RAF FAIRFORD, England, July 19 (Reuters) - Britain and Sweden agreed on Friday to study air combat co-operation and opened the door to other potential partners in a move that could see the Scandinavian country join a planned next-generation UK fighter project.
Britain last year unveiled plans for a fighter plane and cohort of drones named Tempest, raising questions about the future of European defence co-operation as France and Germany pursue their own air combat programme to meet growing threats.
Tempest, meant to eventually replace the Eurofighter Typhoon from 2040, will be developed and built by BAE Systems, Britain’s biggest defence company, alongside UK engine maker Rolls-Royce, Italian defence firm Leonardo and European missile maker MBDA.
Sweden's Saab will not immediately join the same industrial team but will be involved in a broader technology study that sketches out Britain's post-Brexit defence partnerships and could lead to further countries coming on board, officials said.
"Brexit or not, Sweden has a strategic interest to further deepen its relations with the UK," Defence Minister Peter Hultqvist said at the Royal International Air Tattoo, a major military air show held in western England.
Britain's defence ministry said the agreement called for a joint combat air development and acquisition programme.
The study, which is expected to yield results by autumn 2020, "lays the foundations for collaboration and invites others to participate in our discussions," Britain's Defence Procurement Minister Stuart Andrew said.
Britain will remain a key partner for its European neighbours in NATO after leaving the European Union, he said.
Britain and Sweden have conducted joint exercises in the Baltic where Western officials say Russia has stepped up probing flights and mock bomb runs near Europe’s borders since 2013.
European nations face a combination of security threats and budget constraints that have spurred competing alliances as Europe's fragmented defence industry vies for leadership and a slice of future spending on any new pan-European fighter.
Analysts say it is unclear whether Europe can afford more than one fighter programme in future rather than the current three - the French Rafale, Swedish Gripen and multinational Eurofighter, which includes Britain.

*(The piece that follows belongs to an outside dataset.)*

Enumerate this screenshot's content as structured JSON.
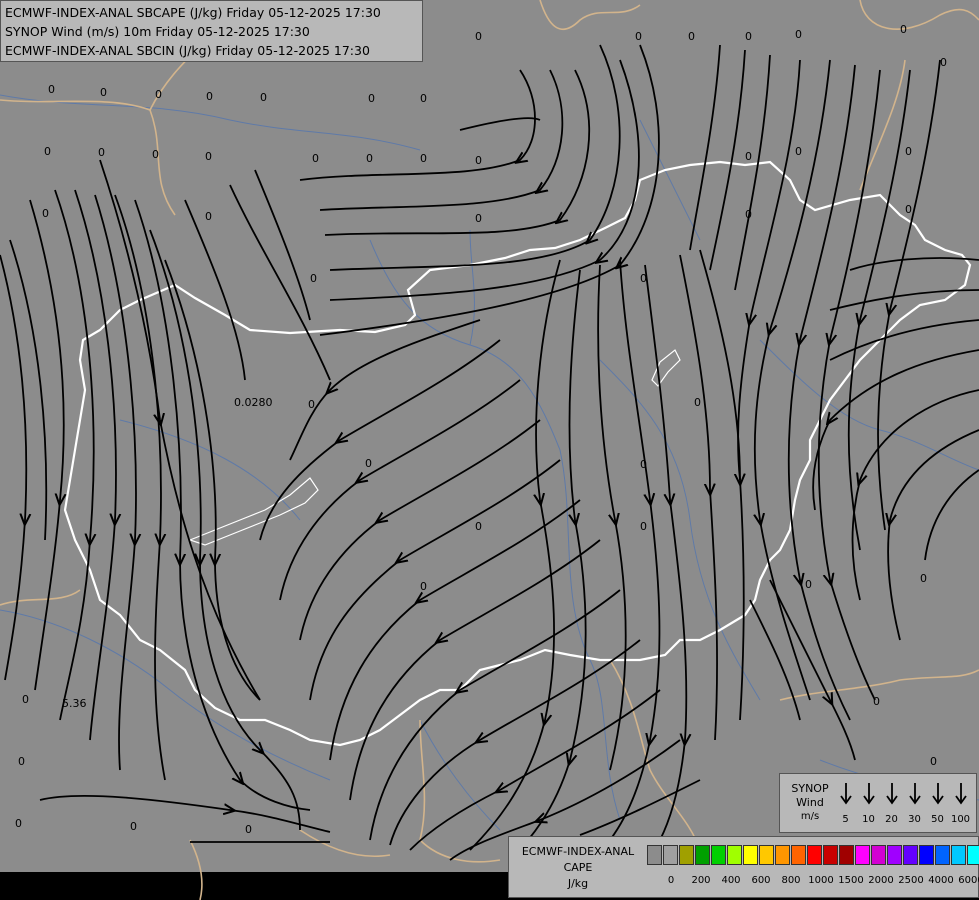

But defence analyst Francis Tusa said Britain and France had different military needs and that the amount of detailed work already undertaken by Britain and Sweden suggested the Tempest and Franco-German Future Combat Air System could both go ahead. (Reporting by Tim Hepher; Editing by Mark Potter)